Sunday, November 11, 2007

Harlem Rivers

Note to my publishing colleagues: someone needs to sign Sam Rivers to write his memoirs. He has the distinction of having played with Miles Davis, Cecil Taylor, and Dizzy Gillespie. As one would expect, he has a lot of stories, which as evidenced last night, he is eager to tell.

Rivers was the focus of a three part Columbia/Harlem Jazz Project concert at Aaron Davis Hall Saturday. The first part was an interview conducted by Brent Hayes Edwards, in which Rivers proved a cooperative subject—no Stephen Wright monosyllabic responses for him—followed by various small groups drawn from the Rivbea Orchestra, concluding with the full Rivbea.
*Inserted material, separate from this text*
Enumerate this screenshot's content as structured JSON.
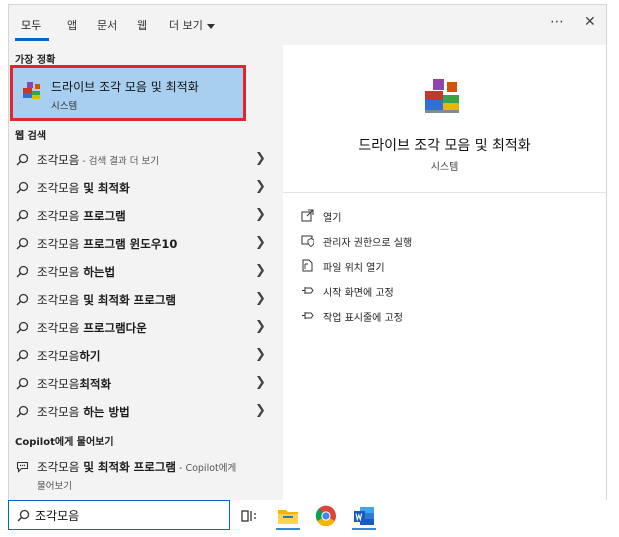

While Rivers’ claimed his facility on reeds has slowed due to age, it was not apparent during his sets, especially when spontaneously improvising as part of his trio, with Doug Matthews on bass and Rion Smith on drums. Equally impressive was their rendition of his ballad “Nightfall.” Although enjoyable, his horn ensembles were not up to the same level of emotional heft. The concluding performances by the full orchestra had great energy, but are striking in their difference from his spontaneous compositions.

While Rivers is revered for his early avant-garde work in the 1960’s and 1970’s and his contemporary free improvisations, the big band charts Rivbea played last night brought to mind some of the funky late 1960’s big band work of Gerald Wilson and (no kidding) even Buddy Rich. With funky electric bass lines and short but swinging solos, tunes like “Quagmire” sounded a world away from the small group. That is not a bad thing though. In fact, it makes for a fascinating evening of music.

Watching Rivers is a show unto itself. Again, his playing is still remarkably strong (his protests notwithstanding). His communication as a leader can be a bit chaotic, but one can definitely see how the Rivers was a natural in the 1970’s loft scene. Saturday he was not afraid to call musicians back and start over, but not in a confrontational way a la Mingus. He was just uninhibited by the concert stage in any manner. He is a trip to listen to, but unfortunately some of the stories cut into the time for the music. That is why he needs a publisher. There must be a house out there for him.

Rivers now lives in Florida, where the Rivbea Orchestra has a regular gig in Orlando at the Palace Theatre every second Wednesday. Since he does not play New York as often now, last night’s concert was an event, which should have been better publicized by Columbia. Believe me, I get a lot of press releases, but I only heard about it on myspace. This is why you should make “friends” with all the musicians you enjoy—you might otherwise miss a great show.